In a large bowl, whisk together milk, oil, granulated sugar, eggs, and anise extract until well-combined. Add flour, baking powder, and salt, and mix with a wooden spoon until smooth. Set aside and let batter rest for 10-15 minutes.
Preheat oven to 350 degrees F with rack in the upper-middle position. Line three baking sheets with parchment paper. Drop cookie batter by rounded teaspoonfuls onto the baking sheets, about 1-1/2 inches apart. (I use a 1-1/2 teaspoon cookie scoop.)
Bake, one sheet at a time, for 10 minutes, until centers of cookies bounce back when gently pressed. The cookies should not brown.

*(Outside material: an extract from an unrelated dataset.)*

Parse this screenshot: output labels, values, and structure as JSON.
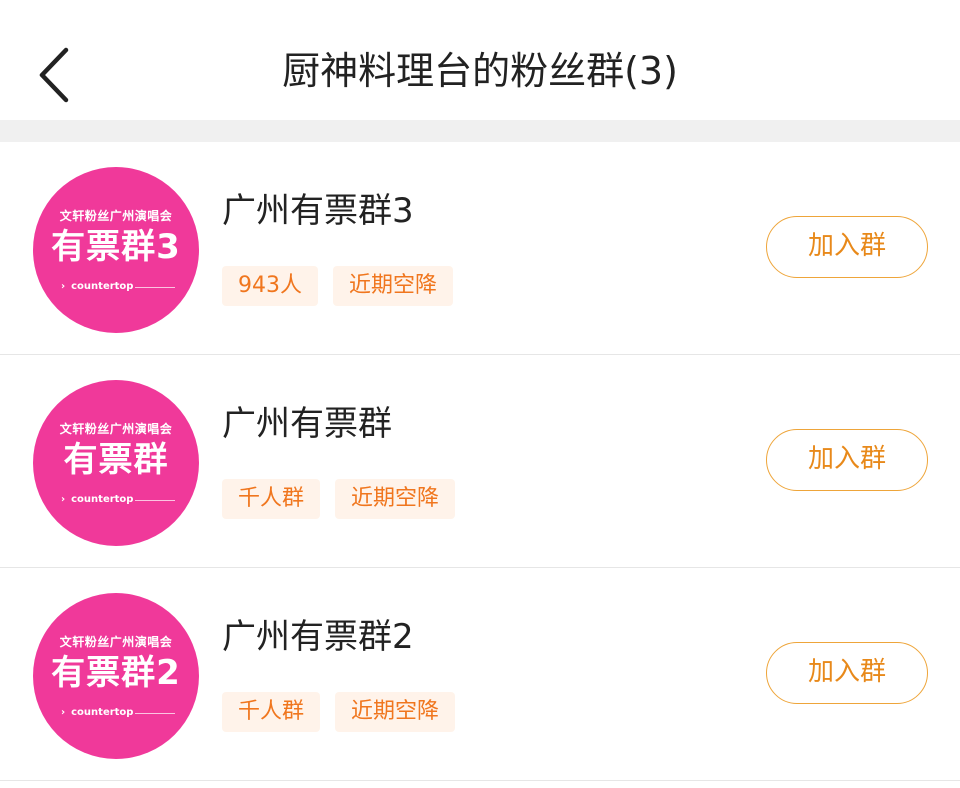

Remove from oven and let rest 2-3 minutes.
While cookies are still warm, remove from baking sheets by gently lifting each cookie while peeling back the parchment paper (a thin crumb impression of the cookies will remain on the parchment; this is normal.) Transfer cookies to wire racks to cool before glazing.**
Make the glaze
In a medium bowl, whisk together confectioner's sugar, milk, salt, and anise extract or liqueur until smooth (I use liqueur). When cookies have cooled to room temperature, dip tops into glaze and sprinkle immediately with nonpareils. Let stand at room temperature until glaze is dry.
*My grandmother's cookies, made with 3 teaspoons (1 tablespoon) of extract always had a lovely, prominent anise flavor. I love them this way. If you prefer a more subtle flavor, or if you're using an artisanal brand of extract that's particularly potent, decrease the quantity in the batter to 1-1/2 to 2 teaspoons.**I place a layer of wax paper under my cooling racks to make cleanup after glazing a breeze. When finished, just roll up the paper, with all of the dripped glaze and sprinkles, and discard.The longer the cookies sit, the color of the nonpareils might "bleed" a little into the glaze. This is normal and does not affect flavor. These cookies should not be frozen and are best enjoyed within a day or two of baking.